Google Inc.’s project to digitally copy millions of books for online searches doesn’t violate copyright law, a federal judge ruled, dismissing an eight-year- old lawsuit against the largest search-engine company.
Access to cheaper drugs in other countries may be limited by a provision sought by the U.S. in a Pacific trade deal, according to patent specialists who reviewed a document exposed by the WikiLeaks anti-secrecy group.
Google Inc., owner of the world’s largest search engine, tried to persuade a judge that digitally copying millions of books for online searches without authors’ permission is protected by copyright law.
U.S. lawmakers, influenced by companies including Cisco Systems Inc., Eli Lilly & Co. and Qualcomm Inc., are considering the second set of patent-law changes in three years as the courts try to race ahead of Congress.
Google Inc. asked a U.S. court to dismiss a lawsuit by authors over the digitizing of books, saying that the company’s book-scanning program is a fair use of copyrighted material and a benefit to the public and authors.

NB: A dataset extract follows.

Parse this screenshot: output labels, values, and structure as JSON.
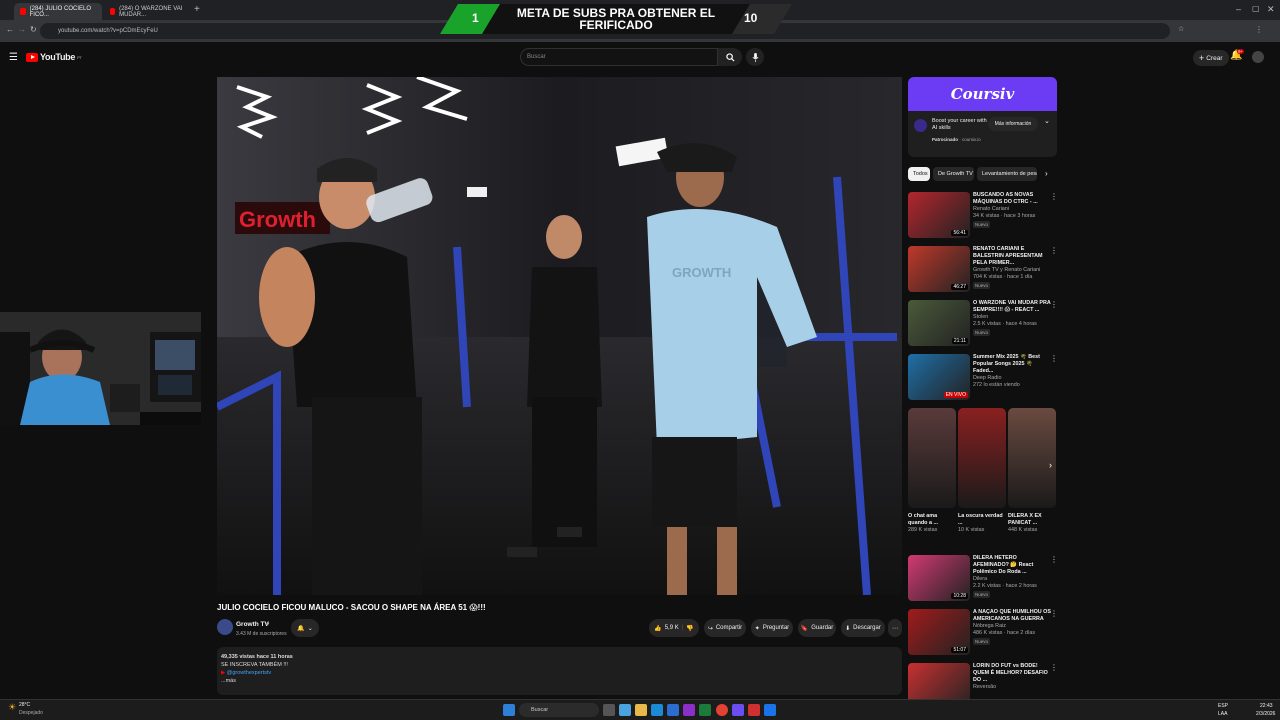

Turmoil at Barnes & Noble Inc., where Chief Executive Officer William Lynch resigned last week after the company posted an unexpectedly large loss in the quarter ended April 30, has people in the publishing industry worried. “We’re all forced to ask: What would the book discovery environment look like without Barnes & Noble?” writes Rich Fahle, a former Borders executive who runs a marketing agency for authors.